By The Age
It's pronounced "kwahleea" but don't worry if you can't get your tongue around it - just say, "the new resort on Hamilton Island, the one that cost Hamilton's owners, the Oatley family, $A75 million".
Even Sandy Oatley, chairman of Hamilton Island Enterprises, is a tad confused at the resort's launch - which is unusual for an Oatley. They have a habit of being on the mark. Think Rosemount Estate wines, the family company sold to Southcorp in 2001 for $A1.5 billion. Or Wild Oats, whose yacht is in line for the hat-trick at this year's Sydney-to-Hobart.
Qualia means deep senses, Oatley tells us. "No, it doesn't," says a voice from the crowd - most likely another Oatley, as the family likes to work, travel and party in a pack. "It's a collection of sensory experiences." Everyone laughed, especially the chairman, who goes on to explain how Qualia will set new standards for luxury and that it will be uniquely Australian but ever so simple. "Understated" is a word he uses more than once, so is "natural".
Oatley also says the family believes the Whitsundays is crying out for a truly international resort. And, on a personal level, the family wants a place where they are proud to entertain their friends.
Now, having spent a couple of days at the just-opened Qualia, what I want most in this world is to be a friend of the Oatley family.
Qualia signifies a coming-of-age for Australian resorts. No nods to Asia here, no easy references to Bali that scream "tropical resort"; it is Australian to its bootstraps. It is also so simple and understated you wonder where all the millions were spent.

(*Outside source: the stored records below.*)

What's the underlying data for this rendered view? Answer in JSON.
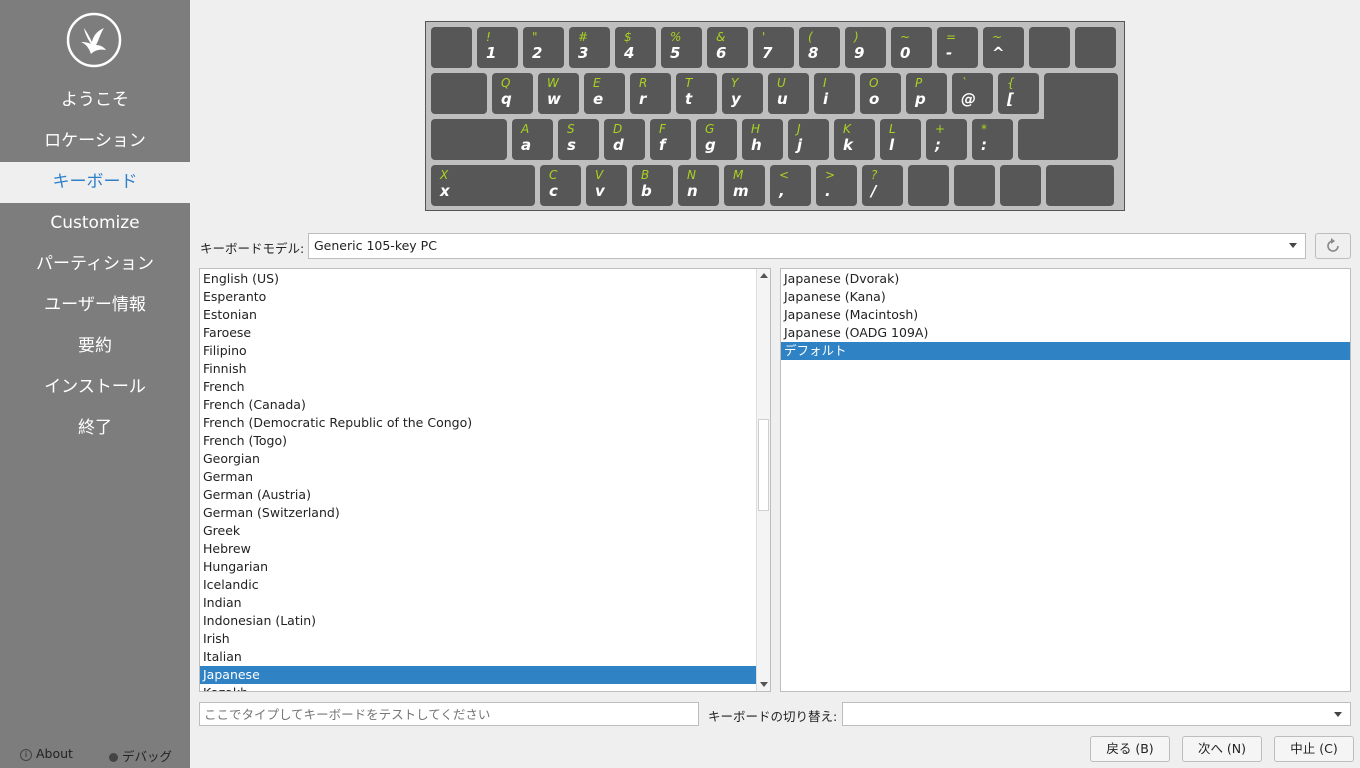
{
  "sidebar": {
    "items": [
      {
        "label": "ようこそ"
      },
      {
        "label": "ロケーション"
      },
      {
        "label": "キーボード",
        "active": true
      },
      {
        "label": "Customize"
      },
      {
        "label": "パーティション"
      },
      {
        "label": "ユーザー情報"
      },
      {
        "label": "要約"
      },
      {
        "label": "インストール"
      },
      {
        "label": "終了"
      }
    ],
    "about_label": "About",
    "debug_label": "デバッグ"
  },
  "keyboard": {
    "keys": [
      {
        "up": "",
        "lo": ""
      },
      {
        "up": "!",
        "lo": "1"
      },
      {
        "up": "\"",
        "lo": "2"
      },
      {
        "up": "#",
        "lo": "3"
      },
      {
        "up": "$",
        "lo": "4"
      },
      {
        "up": "%",
        "lo": "5"
      },
      {
        "up": "&",
        "lo": "6"
      },
      {
        "up": "'",
        "lo": "7"
      },
      {
        "up": "(",
        "lo": "8"
      },
      {
        "up": ")",
        "lo": "9"
      },
      {
        "up": "~",
        "lo": "0"
      },
      {
        "up": "=",
        "lo": "-"
      },
      {
        "up": "~",
        "lo": "^"
      },
      {
        "up": "",
        "lo": ""
      },
      {
        "up": "",
        "lo": ""
      },
      {
        "up": "",
        "lo": ""
      },
      {
        "up": "Q",
        "lo": "q"
      },
      {
        "up": "W",
        "lo": "w"
      },
      {
        "up": "E",
        "lo": "e"
      },
      {
        "up": "R",
        "lo": "r"
      },
      {
        "up": "T",
        "lo": "t"
      },
      {
        "up": "Y",
        "lo": "y"
      },
      {
        "up": "U",
        "lo": "u"
      },
      {
        "up": "I",
        "lo": "i"
      },
      {
        "up": "O",
        "lo": "o"
      },
      {
        "up": "P",
        "lo": "p"
      },
      {
        "up": "`",
        "lo": "@"
      },
      {
        "up": "{",
        "lo": "["
      },
      {
        "up": "",
        "lo": ""
      },
      {
        "up": "",
        "lo": ""
      },
      {
        "up": "A",
        "lo": "a"
      },
      {
        "up": "S",
        "lo": "s"
      },
      {
        "up": "D",
        "lo": "d"
      },
      {
        "up": "F",
        "lo": "f"
      },
      {
        "up": "G",
        "lo": "g"
      },
      {
        "up": "H",
        "lo": "h"
      },
      {
        "up": "J",
        "lo": "j"
      },
      {
        "up": "K",
        "lo": "k"
      },
      {
        "up": "L",
        "lo": "l"
      },
      {
        "up": "+",
        "lo": ";"
      },
      {
        "up": "*",
        "lo": ":"
      },
      {
        "up": "",
        "lo": ""
      },
      {
        "up": "",
        "lo": ""
      },
      {
        "up": "X",
        "lo": "x"
      },
      {
        "up": "C",
        "lo": "c"
      },
      {
        "up": "V",
        "lo": "v"
      },
      {
        "up": "B",
        "lo": "b"
      },
      {
        "up": "N",
        "lo": "n"
      },
      {
        "up": "M",
        "lo": "m"
      },
      {
        "up": "<",
        "lo": ","
      },
      {
        "up": ">",
        "lo": "."
      },
      {
        "up": "?",
        "lo": "/"
      },
      {
        "up": "",
        "lo": ""
      },
      {
        "up": "",
        "lo": ""
      },
      {
        "up": "",
        "lo": ""
      }
    ]
  },
  "model": {
    "label": "キーボードモデル:",
    "value": "Generic 105-key PC"
  },
  "layouts": [
    {
      "label": "English (US)"
    },
    {
      "label": "Esperanto"
    },
    {
      "label": "Estonian"
    },
    {
      "label": "Faroese"
    },
    {
      "label": "Filipino"
    },
    {
      "label": "Finnish"
    },
    {
      "label": "French"
    },
    {
      "label": "French (Canada)"
    },
    {
      "label": "French (Democratic Republic of the Congo)"
    },
    {
      "label": "French (Togo)"
    },
    {
      "label": "Georgian"
    },
    {
      "label": "German"
    },
    {
      "label": "German (Austria)"
    },
    {
      "label": "German (Switzerland)"
    },
    {
      "label": "Greek"
    },
    {
      "label": "Hebrew"
    },
    {
      "label": "Hungarian"
    },
    {
      "label": "Icelandic"
    },
    {
      "label": "Indian"
    },
    {
      "label": "Indonesian (Latin)"
    },
    {
      "label": "Irish"
    },
    {
      "label": "Italian"
    },
    {
      "label": "Japanese",
      "selected": true
    },
    {
      "label": "Kazakh"
    }
  ],
  "variants": [
    {
      "label": "Japanese (Dvorak)"
    },
    {
      "label": "Japanese (Kana)"
    },
    {
      "label": "Japanese (Macintosh)"
    },
    {
      "label": "Japanese (OADG 109A)"
    },
    {
      "label": "デフォルト",
      "selected": true
    }
  ],
  "test_input": {
    "placeholder": "ここでタイプしてキーボードをテストしてください",
    "value": ""
  },
  "switch": {
    "label": "キーボードの切り替え:",
    "value": ""
  },
  "buttons": {
    "back": "戻る (B)",
    "next": "次へ (N)",
    "cancel": "中止 (C)"
  },
  "colors": {
    "accent": "#2f82c4",
    "key_legend": "#a9d31f",
    "sidebar": "#7d7d7d"
  }
}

As most guests will come in via the airport even when the resort's helicopter pad and private jetty are built, there's no ignoring the fact that a resort for the privileged few is on an island for everyone. But there's no hanging around mingling with the masses. Qualia guests are whisked away from the airport almost as soon as they are off the plane.

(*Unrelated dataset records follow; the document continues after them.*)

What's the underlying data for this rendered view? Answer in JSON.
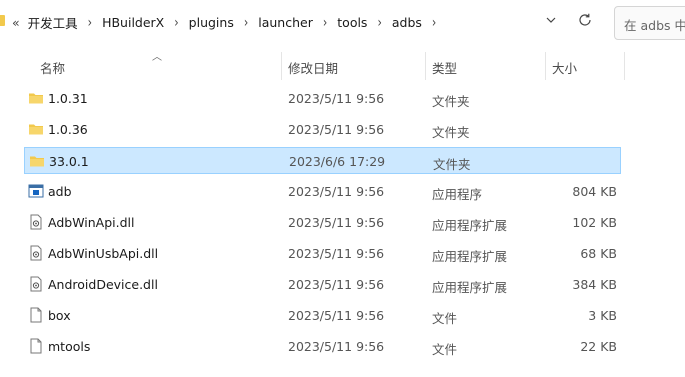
{
  "breadcrumb": {
    "prefix": "«",
    "segments": [
      "开发工具",
      "HBuilderX",
      "plugins",
      "launcher",
      "tools",
      "adbs"
    ],
    "trailing_chevron": "›"
  },
  "search": {
    "placeholder": "在 adbs 中"
  },
  "columns": {
    "name": "名称",
    "date": "修改日期",
    "type": "类型",
    "size": "大小"
  },
  "rows": [
    {
      "name": "1.0.31",
      "date": "2023/5/11 9:56",
      "type": "文件夹",
      "size": "",
      "icon": "folder-icon",
      "selected": false
    },
    {
      "name": "1.0.36",
      "date": "2023/5/11 9:56",
      "type": "文件夹",
      "size": "",
      "icon": "folder-icon",
      "selected": false
    },
    {
      "name": "33.0.1",
      "date": "2023/6/6 17:29",
      "type": "文件夹",
      "size": "",
      "icon": "folder-icon",
      "selected": true
    },
    {
      "name": "adb",
      "date": "2023/5/11 9:56",
      "type": "应用程序",
      "size": "804 KB",
      "icon": "application-icon",
      "selected": false
    },
    {
      "name": "AdbWinApi.dll",
      "date": "2023/5/11 9:56",
      "type": "应用程序扩展",
      "size": "102 KB",
      "icon": "dll-file-icon",
      "selected": false
    },
    {
      "name": "AdbWinUsbApi.dll",
      "date": "2023/5/11 9:56",
      "type": "应用程序扩展",
      "size": "68 KB",
      "icon": "dll-file-icon",
      "selected": false
    },
    {
      "name": "AndroidDevice.dll",
      "date": "2023/5/11 9:56",
      "type": "应用程序扩展",
      "size": "384 KB",
      "icon": "dll-file-icon",
      "selected": false
    },
    {
      "name": "box",
      "date": "2023/5/11 9:56",
      "type": "文件",
      "size": "3 KB",
      "icon": "file-icon",
      "selected": false
    },
    {
      "name": "mtools",
      "date": "2023/5/11 9:56",
      "type": "文件",
      "size": "22 KB",
      "icon": "file-icon",
      "selected": false
    }
  ],
  "colors": {
    "selection_bg": "#cce8ff",
    "selection_border": "#99d1ff",
    "folder": "#f2c94c",
    "app_icon": "#1565c0"
  }
}
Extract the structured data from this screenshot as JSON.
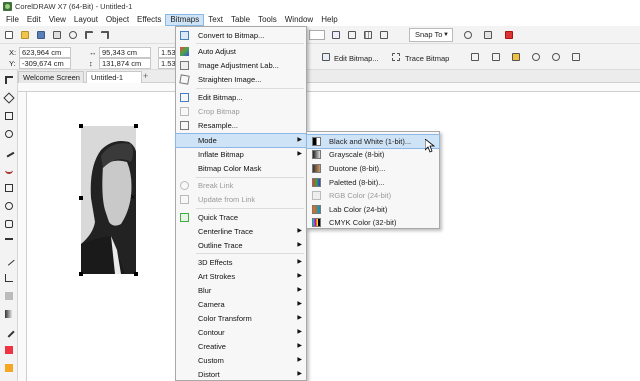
{
  "window": {
    "title": "CorelDRAW X7 (64-Bit) - Untitled-1"
  },
  "menubar": [
    "File",
    "Edit",
    "View",
    "Layout",
    "Object",
    "Effects",
    "Bitmaps",
    "Text",
    "Table",
    "Tools",
    "Window",
    "Help"
  ],
  "active_menu": "Bitmaps",
  "toolbar": {
    "snap_label": "Snap To",
    "x_label": "X:",
    "x_value": "623,964 cm",
    "y_label": "Y:",
    "y_value": "-309,674 cm",
    "w_value": "95,343 cm",
    "h_value": "131,874 cm",
    "scale_w": "1.53",
    "scale_h": "1.53",
    "edit_bitmap": "Edit Bitmap...",
    "trace_bitmap": "Trace Bitmap"
  },
  "tabs": {
    "welcome": "Welcome Screen",
    "document": "Untitled-1",
    "add": "+"
  },
  "bitmaps_menu": [
    {
      "label": "Convert to Bitmap...",
      "disabled": false,
      "icon": "convert-bitmap-icon"
    },
    {
      "label": "Auto Adjust",
      "disabled": false,
      "icon": "auto-adjust-icon"
    },
    {
      "label": "Image Adjustment Lab...",
      "disabled": false,
      "icon": "image-adjustment-icon"
    },
    {
      "label": "Straighten Image...",
      "disabled": false,
      "icon": "straighten-icon"
    },
    {
      "label": "Edit Bitmap...",
      "disabled": false,
      "icon": "edit-bitmap-icon"
    },
    {
      "label": "Crop Bitmap",
      "disabled": true,
      "icon": "crop-icon"
    },
    {
      "label": "Resample...",
      "disabled": false,
      "icon": "resample-icon"
    },
    {
      "label": "Mode",
      "disabled": false,
      "submenu": true,
      "highlight": true
    },
    {
      "label": "Inflate Bitmap",
      "disabled": false,
      "submenu": true
    },
    {
      "label": "Bitmap Color Mask",
      "disabled": false
    },
    {
      "label": "Break Link",
      "disabled": true,
      "icon": "break-link-icon"
    },
    {
      "label": "Update from Link",
      "disabled": true,
      "icon": "update-link-icon"
    },
    {
      "label": "Quick Trace",
      "disabled": false,
      "icon": "quick-trace-icon"
    },
    {
      "label": "Centerline Trace",
      "disabled": false,
      "submenu": true
    },
    {
      "label": "Outline Trace",
      "disabled": false,
      "submenu": true
    },
    {
      "label": "3D Effects",
      "disabled": false,
      "submenu": true
    },
    {
      "label": "Art Strokes",
      "disabled": false,
      "submenu": true
    },
    {
      "label": "Blur",
      "disabled": false,
      "submenu": true
    },
    {
      "label": "Camera",
      "disabled": false,
      "submenu": true
    },
    {
      "label": "Color Transform",
      "disabled": false,
      "submenu": true
    },
    {
      "label": "Contour",
      "disabled": false,
      "submenu": true
    },
    {
      "label": "Creative",
      "disabled": false,
      "submenu": true
    },
    {
      "label": "Custom",
      "disabled": false,
      "submenu": true
    },
    {
      "label": "Distort",
      "disabled": false,
      "submenu": true
    }
  ],
  "mode_submenu": [
    {
      "label": "Black and White (1-bit)...",
      "disabled": false,
      "highlight": true
    },
    {
      "label": "Grayscale (8-bit)",
      "disabled": false
    },
    {
      "label": "Duotone (8-bit)...",
      "disabled": false
    },
    {
      "label": "Paletted (8-bit)...",
      "disabled": false
    },
    {
      "label": "RGB Color (24-bit)",
      "disabled": true
    },
    {
      "label": "Lab Color (24-bit)",
      "disabled": false
    },
    {
      "label": "CMYK Color (32-bit)",
      "disabled": false
    }
  ],
  "colors": {
    "highlight": "#cfe3f7",
    "highlight_border": "#8bb8e6",
    "disabled_text": "#9a9a9a"
  }
}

Qualia is only a 10-minute journey from the airport, on the island's northernmost ridge, but once inside the imposing gates the masses are consigned to memory. I can only describe arriving at the Long Pavilion, the resort's hub, as one of life's "a-ha" moments. The sense is that this is exactly how it should be: it is the grandest of entrances but in the most understated, simple and, yes, Australian way.

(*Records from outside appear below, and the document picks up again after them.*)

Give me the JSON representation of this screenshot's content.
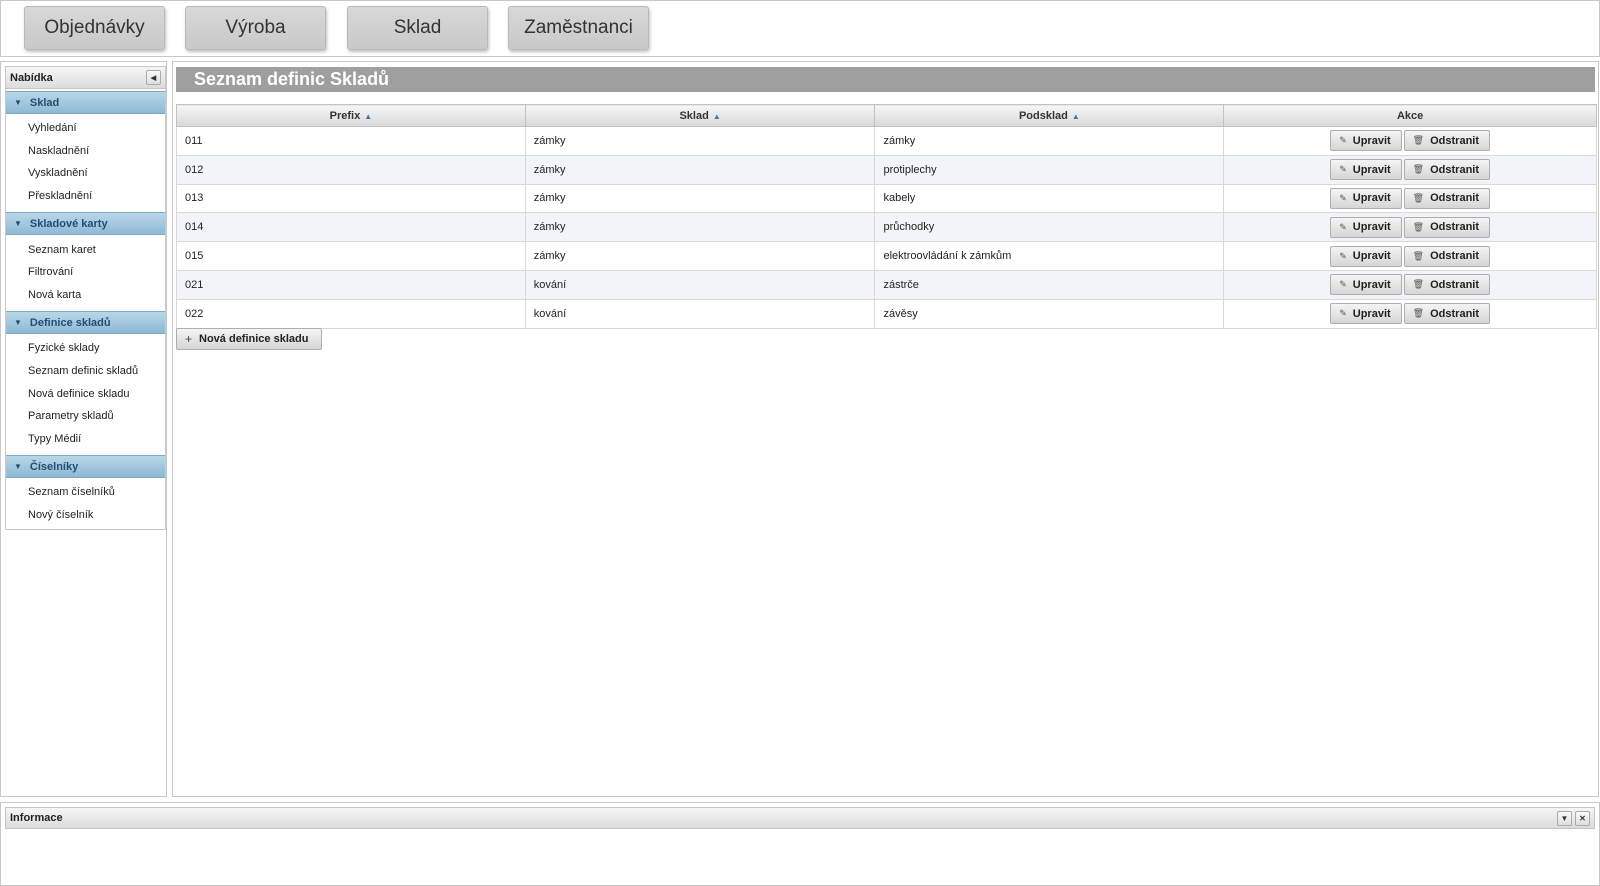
{
  "nav": {
    "tabs": [
      {
        "label": "Objednávky"
      },
      {
        "label": "Výroba"
      },
      {
        "label": "Sklad"
      },
      {
        "label": "Zaměstnanci"
      }
    ]
  },
  "sidebar": {
    "title": "Nabídka",
    "sections": [
      {
        "title": "Sklad",
        "items": [
          "Vyhledání",
          "Naskladnění",
          "Vyskladnění",
          "Přeskladnění"
        ]
      },
      {
        "title": "Skladové karty",
        "items": [
          "Seznam karet",
          "Filtrování",
          "Nová karta"
        ]
      },
      {
        "title": "Definice skladů",
        "items": [
          "Fyzické sklady",
          "Seznam definic skladů",
          "Nová definice skladu",
          "Parametry skladů",
          "Typy Médií"
        ]
      },
      {
        "title": "Číselníky",
        "items": [
          "Seznam číselníků",
          "Nový číselník"
        ]
      }
    ]
  },
  "main": {
    "title": "Seznam definic Skladů",
    "columns": {
      "prefix": "Prefix",
      "sklad": "Sklad",
      "podsklad": "Podsklad",
      "akce": "Akce"
    },
    "rows": [
      {
        "prefix": "011",
        "sklad": "zámky",
        "podsklad": "zámky"
      },
      {
        "prefix": "012",
        "sklad": "zámky",
        "podsklad": "protiplechy"
      },
      {
        "prefix": "013",
        "sklad": "zámky",
        "podsklad": "kabely"
      },
      {
        "prefix": "014",
        "sklad": "zámky",
        "podsklad": "průchodky"
      },
      {
        "prefix": "015",
        "sklad": "zámky",
        "podsklad": "elektroovládání k zámkům"
      },
      {
        "prefix": "021",
        "sklad": "kování",
        "podsklad": "zástrče"
      },
      {
        "prefix": "022",
        "sklad": "kování",
        "podsklad": "závěsy"
      }
    ],
    "edit_label": "Upravit",
    "delete_label": "Odstranit",
    "new_label": "Nová definice skladu"
  },
  "info": {
    "title": "Informace"
  },
  "icons": {
    "edit": "pencil-icon",
    "delete": "trash-icon",
    "add": "plus-icon",
    "sort": "sort-icon",
    "collapse": "chevron-left-icon",
    "expand": "chevron-down-icon",
    "close": "close-icon"
  },
  "colors": {
    "section_head": "#8fb9d4",
    "page_title_bar": "#9f9f9f",
    "row_alt": "#f1f5fa"
  }
}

All you see is water and island, specifically the peaks of Whitsunday Island, the biggest in the group of 74. Everything else in sight - the furnishings and fittings that are also beautiful, as you come to appreciate later - fades into insignificance next to the natural splendour of the Whitsundays.
I won't bore you with an endless list of adjectives trying to capture the blue of the Coral Sea; I know my limitations. Look to the pictures. Better still, start saving and see it for yourself or do the Australian thing and whack it on the credit card. (Or, best of all, befriend an Oatley.) You could argue that $1400 a night is a bit steep for a view but no other Whitsunday resort makes such a fuss - in an understated way, of course - of the surroundings.